Wear OS is the best that’s available to them and it’s good stuff to be sure. We like having all of the features available within a literal arm’s length, whether with or without a phone. Maybe what the platform needs is a whole litany of features and options that watchmakers can enable or disable based on hardware.
There’s something really great about how cohesive the experience is on a Pixel phone. Given Google is directly responsible for how the hardware works with its software, it makes sense. We’d love to see a Pixel-like watch from Google but as of today that doesn’t seem to be on the horizon. Until then, we‘ll (hopefully) continue to get various watch manufacturers employing the ever-evolving Wear OS.
If it sounds like we hate the software experience, we don’t. In fact, it grows on us more with each update. Further, we root for it and hope that Google is able to deliver something that works for watches in the same way that Android does for phones.
Could the Q Control stand to include GPS, LTE, and/or NFC? Sure, but that comes with a cost. As of today you can purchase the watch for less than $200 from Fossil. This is a good price point for smart wearables designed for the everyday user. Much more and you’ll start looking at dedicated stuff like a Garmin.
Interestingly, and oddly, enough, the Q Control launched with a $275 price tag. That’s way too much for our liking given the overall package. We would have knocked $50 off the wearable before we’d consider it. Where it is today is the right pricing.

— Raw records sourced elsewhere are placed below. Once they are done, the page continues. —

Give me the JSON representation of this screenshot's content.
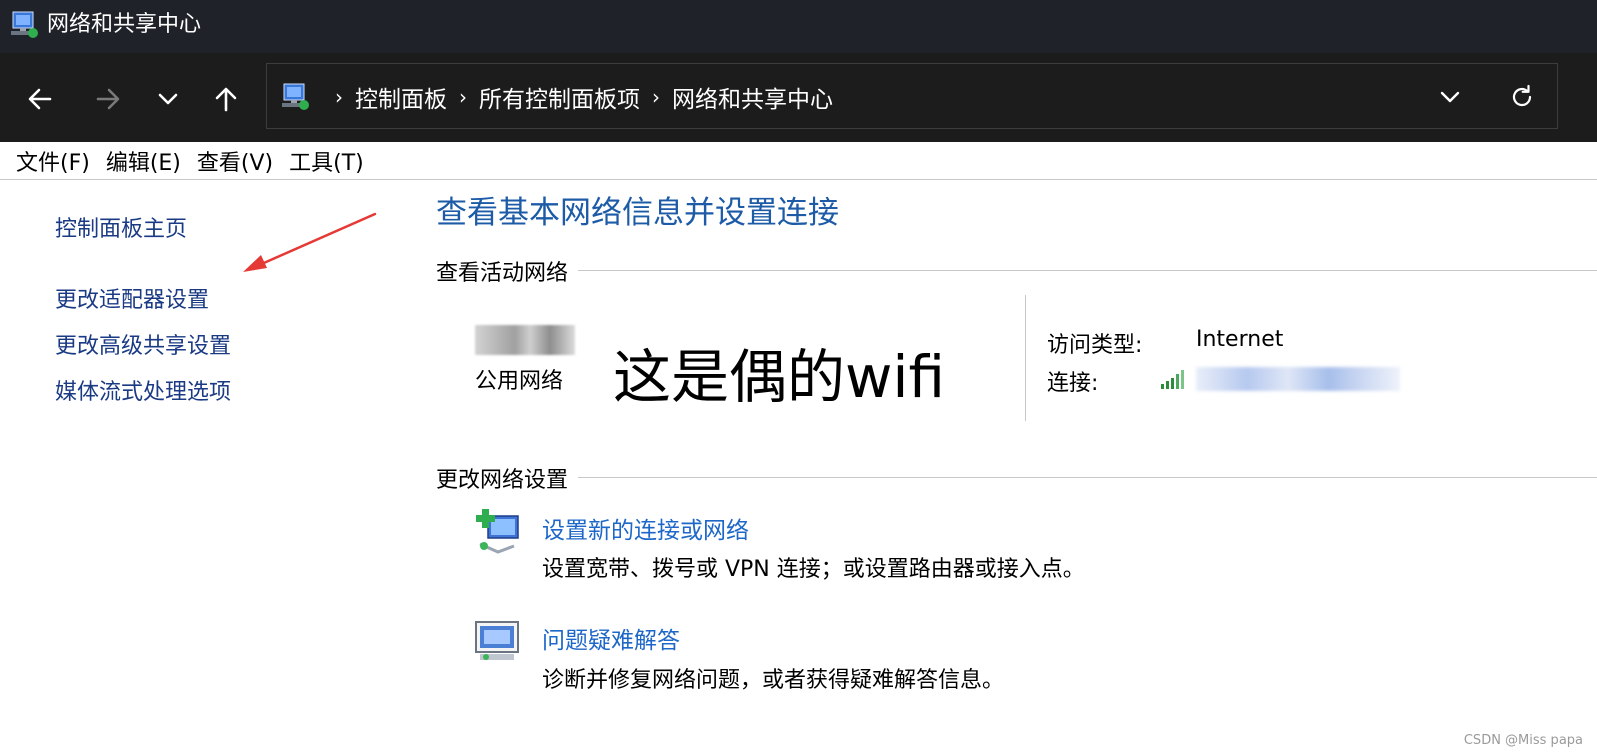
{
  "window": {
    "title": "网络和共享中心",
    "icon": "network-center-icon"
  },
  "navigation": {
    "back_icon": "arrow-left-icon",
    "forward_icon": "arrow-right-icon",
    "recent_icon": "chevron-down-icon",
    "up_icon": "arrow-up-icon"
  },
  "address_bar": {
    "crumbs": [
      "控制面板",
      "所有控制面板项",
      "网络和共享中心"
    ],
    "separator": "›",
    "dropdown_icon": "chevron-down-icon",
    "refresh_icon": "refresh-icon"
  },
  "menu": {
    "items": [
      "文件(F)",
      "编辑(E)",
      "查看(V)",
      "工具(T)"
    ]
  },
  "sidebar": {
    "home": "控制面板主页",
    "links": [
      "更改适配器设置",
      "更改高级共享设置",
      "媒体流式处理选项"
    ]
  },
  "main": {
    "heading": "查看基本网络信息并设置连接",
    "active_network": {
      "section_title": "查看活动网络",
      "network_name": "这是偶的wifi",
      "network_type": "公用网络",
      "access_type_label": "访问类型:",
      "access_type_value": "Internet",
      "connection_label": "连接:"
    },
    "change_settings": {
      "section_title": "更改网络设置",
      "tasks": [
        {
          "link": "设置新的连接或网络",
          "description": "设置宽带、拨号或 VPN 连接；或设置路由器或接入点。",
          "icon": "new-connection-icon"
        },
        {
          "link": "问题疑难解答",
          "description": "诊断并修复网络问题，或者获得疑难解答信息。",
          "icon": "troubleshoot-icon"
        }
      ]
    }
  },
  "watermark": "CSDN @Miss papa",
  "colors": {
    "titlebar_bg": "#1f2329",
    "navbar_bg": "#1c1c1c",
    "heading": "#1d5ba7",
    "link": "#1d67c8",
    "sidebar_link": "#1a3a84",
    "annotation_arrow": "#e53935"
  }
}
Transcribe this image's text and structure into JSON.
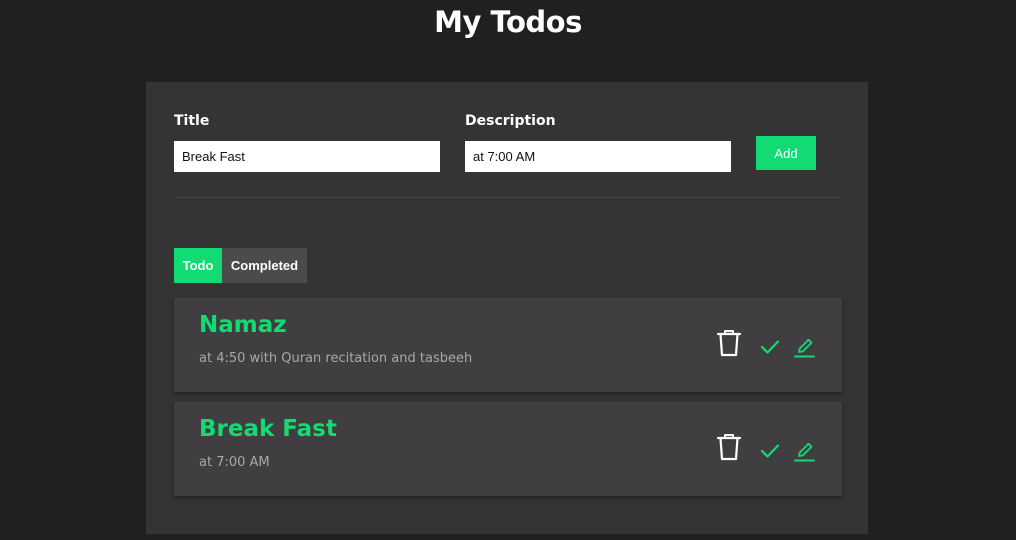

Each time we’ve taken a look at Fossil we come away impressed with the overall package. And, each time we’re reminded as to how handy and helpful Android Wear/Wear OS can be on a daily basis. Unfortunately, once we stop wearing them for a bit of time we don’t exactly miss it. The longer we’re away from one, the less enthusiastic we find ourselves at considering the next one.
We have enjoyed our time with the Fossil Q Control to be sure; however, we don’t know that we’ll miss it when we send it back. It’s a solid buy for the money, and well built, but it’s not the cohesive sports tracker and standalone watch that we’d like to see. We understand keeping the cost down and respect that this sits where it is — yet there’s just something lacking.
When it comes to all-around tracking of activities and life, we love Fitbit. Its software experience, and hardware, is among the best you’ll find and there’s a whole array of offerings at different prices. Why does it work so well? Likely because it keeps everything under one roof. If only that were the case here.
When you start to get into $200 or so, and look at what you want versus what you need, then an educated buyer does his or her homework. Our advice, look around, find out exactly what you plan to do or how you want to use a smartwatch, and then narrow your decision.
If, when you’re done whittling down a list of potential sport and fitness watches, you have various Wear OS models to choose from, definitely consider the Fossil Q Control. Other than that, it’s hard for us to fast-track this one to the top of a pile of contenders.